## Interface dataset entries:
>>>

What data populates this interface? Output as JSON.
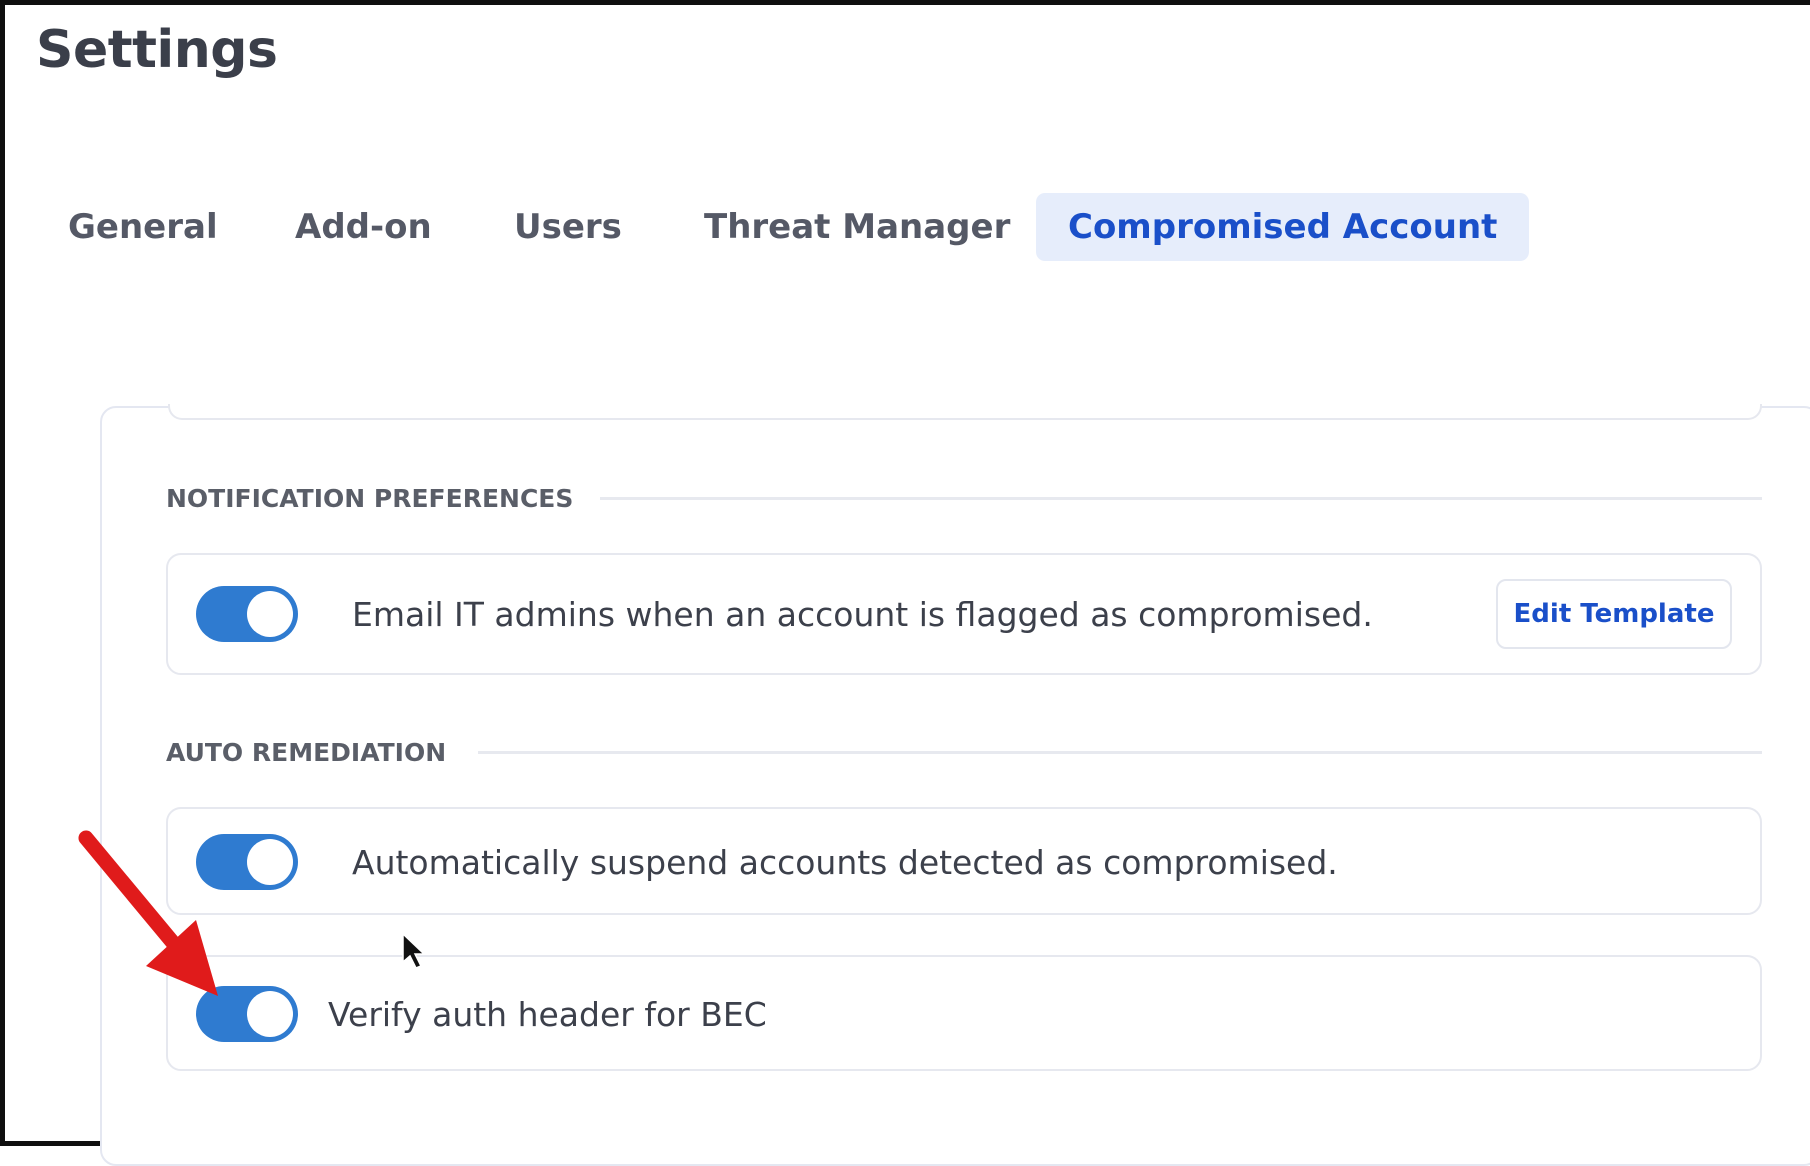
{
  "page": {
    "title": "Settings"
  },
  "tabs": [
    {
      "label": "General"
    },
    {
      "label": "Add-on"
    },
    {
      "label": "Users"
    },
    {
      "label": "Threat Manager"
    },
    {
      "label": "Compromised Account",
      "active": true
    }
  ],
  "sections": {
    "notification": {
      "heading": "NOTIFICATION PREFERENCES",
      "rows": [
        {
          "label": "Email IT admins when an account is flagged as compromised.",
          "enabled": true,
          "action_label": "Edit Template"
        }
      ]
    },
    "auto_remediation": {
      "heading": "AUTO REMEDIATION",
      "rows": [
        {
          "label": "Automatically suspend accounts detected as compromised.",
          "enabled": true
        },
        {
          "label": "Verify auth header for BEC",
          "enabled": true
        }
      ]
    }
  },
  "colors": {
    "accent": "#2f7bd0",
    "active_tab_bg": "#e6edfb",
    "active_tab_text": "#1a4fc9",
    "annotation_arrow": "#e01b1b"
  },
  "annotation": {
    "icon": "red-arrow-icon",
    "cursor_icon": "mouse-pointer-icon"
  }
}
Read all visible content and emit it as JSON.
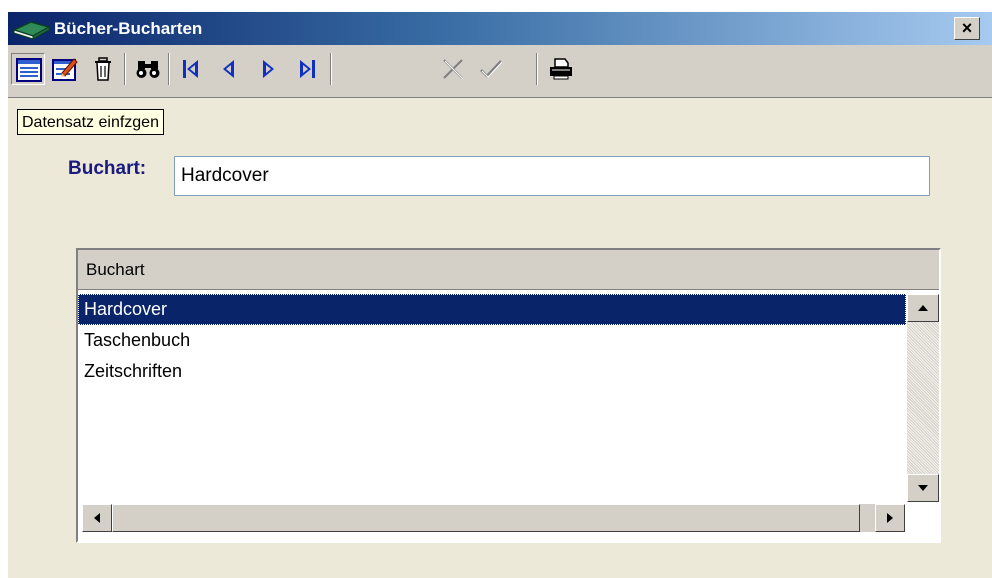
{
  "window": {
    "title": "Bücher-Bucharten",
    "app_icon": "book-icon",
    "close_label": "×"
  },
  "toolbar": {
    "buttons": [
      {
        "name": "new-record",
        "icon": "new-record-icon",
        "pressed": true
      },
      {
        "name": "edit-record",
        "icon": "edit-record-icon"
      },
      {
        "name": "delete-record",
        "icon": "trash-icon"
      },
      {
        "name": "find",
        "icon": "binoculars-icon"
      },
      {
        "name": "first-record",
        "icon": "first-record-icon"
      },
      {
        "name": "previous-record",
        "icon": "previous-record-icon"
      },
      {
        "name": "next-record",
        "icon": "next-record-icon"
      },
      {
        "name": "last-record",
        "icon": "last-record-icon"
      },
      {
        "name": "cancel",
        "icon": "cancel-icon",
        "disabled": true
      },
      {
        "name": "confirm",
        "icon": "checkmark-icon",
        "disabled": true
      },
      {
        "name": "print",
        "icon": "printer-icon"
      }
    ],
    "tooltip": "Datensatz einfzgen"
  },
  "form": {
    "label": "Buchart:",
    "value": "Hardcover"
  },
  "grid": {
    "column_header": "Buchart",
    "rows": [
      "Hardcover",
      "Taschenbuch",
      "Zeitschriften"
    ],
    "selected_index": 0
  },
  "colors": {
    "selection": "#0a246a",
    "label": "#1a1a80",
    "nav_arrows": "#1030c0",
    "face": "#d4d0c8"
  }
}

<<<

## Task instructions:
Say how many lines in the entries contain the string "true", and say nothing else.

## Exercise output:
7